In thinking about changes in medical education, Steve Hargadon in his July 6th blog, The Learning Revolution has Begun, puts forward the challenging idea that ideas “spread because they are good at spreading not because they are inherently valuable”.  He suggests that deep and thoughtful ideas take more time and effort to understand and communicate thereby limiting their spreadability.  In my new book with Pat Lilley and Madalena Patricio, ‘The Definitive Guide to the OSCE’, to be launched at AMEE 2015 in Glasgow, we examine the reasons behind the spread of the OSCE as an approach to assessment.

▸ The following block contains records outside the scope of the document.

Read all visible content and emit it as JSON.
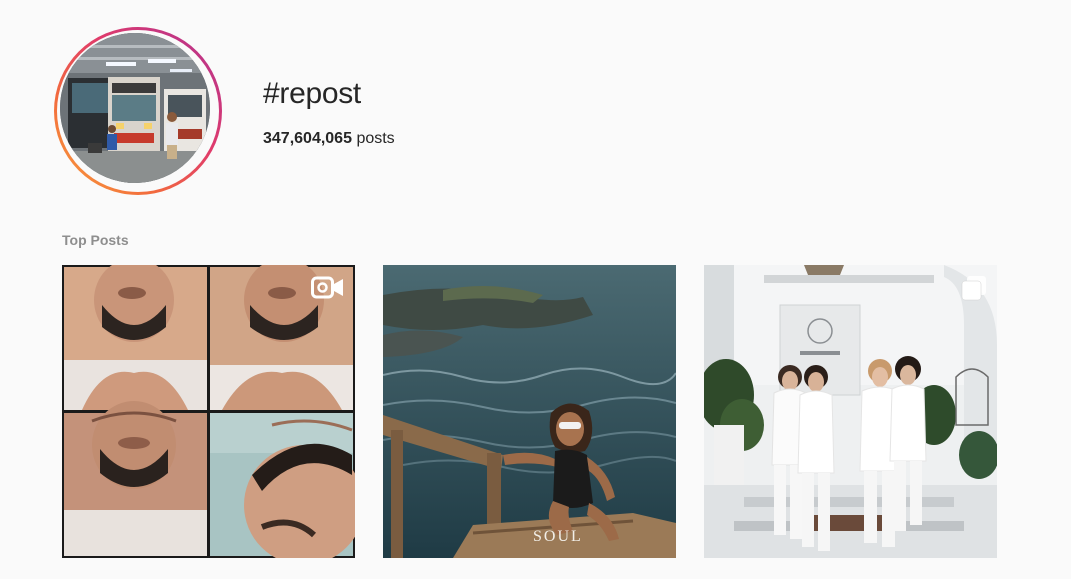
{
  "header": {
    "hashtag": "#repost",
    "post_count": "347,604,065",
    "post_count_suffix": "posts"
  },
  "sections": {
    "top_posts_label": "Top Posts"
  },
  "top_posts": [
    {
      "type": "igtv-video",
      "badge_icon": "igtv-icon"
    },
    {
      "type": "photo",
      "watermark": "SOUL"
    },
    {
      "type": "carousel",
      "badge_icon": "carousel-icon"
    }
  ],
  "colors": {
    "background": "#fafafa",
    "text": "#262626",
    "secondary_text": "#8e8e8e",
    "ring_gradient": [
      "#f9a43a",
      "#f26a3d",
      "#e03b6b",
      "#c13584",
      "#a433b3"
    ]
  }
}
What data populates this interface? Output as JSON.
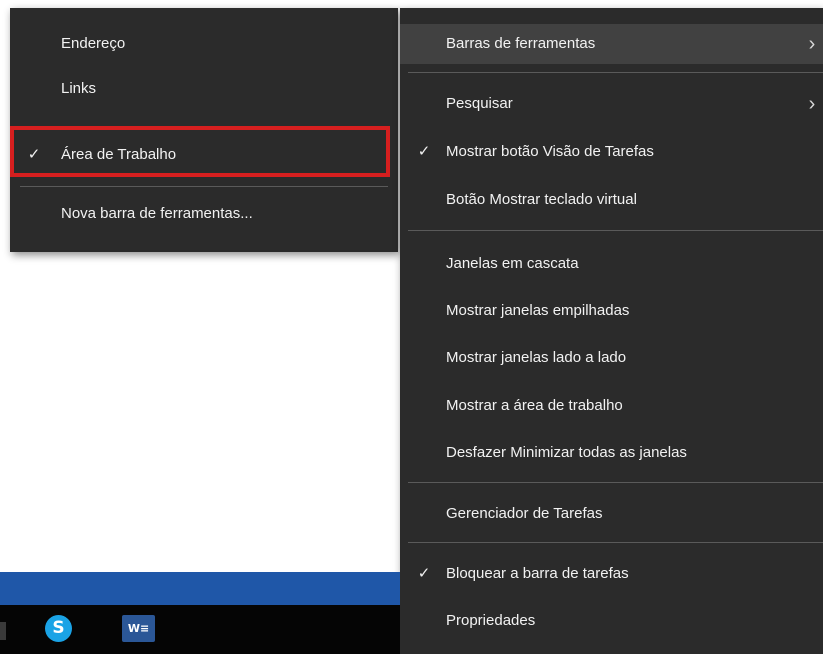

Some time ago, I advocated in an article with Neil Stamper the concept of a spiral curriculum.  Over the years this has attracted a lot of attention.  I leave for a meeting of the Japan Society for Medical Education this coming week.  In my plenary talk on the OSCE and Outcome Based Education I have been asked to address the concept of the spiral curriculum.  This week I had an interesting visit from Ian Scott who has had a major role to play in the development of a new medical curriculum at the University of British Columbia.  He tells me a major feature is the concept of a spiral curriculum.  I was particularly interested in the attention being paid in the new UBC curriculum to how the students’ identity as a doctor develops over the curriculum.

We have had excellent feedback from our recent ESME Online Course with a number of enquiries for our next course scheduled for September.  This may include a group of teachers from Cambodia and another group from Saudi Arabia.  The diversity of course participants from around the world is one of the strengths of the programme with the different approaches described challenging participants to think about education in their own context.

We are now in the final stage of preparation for the AMEE 2015 Conference in Glasgow.  The pre-conference workshops and the conference sessions address many of the current problems and exciting developments in medical education today.  More than 3000 individuals with an interest in education in the healthcare professions from around the world will participate in the conference.  For those not able to be with us in Glasgow we have significantly enhanced what we are offering through AMEE Live Online.  Those enrolled (Register for AMEE Live Online at - http://www.amee.org/shop/amee-live) will be able to join not only the plenary and symposia sessions, comment and ask questions of the speakers but also have access to the ePosters and the full conference programme including abstracts for the short communication and poster sessions.  They will also be able to hear during the conference breaks interviews with conference participants.  A new feature of the meeting this year will be a Writer-in-Residence.  Hedy Wald will capture gems and reflections emerging from the programme and conversations during the meeting.  Another innovation will be a Hackathon which claims to be the best ever Hackathon in medical education bringing together those who have problems but no technology solutions with those who have solutions but no problems.

I leave for Japan next week and will report on the meeting in my next blog.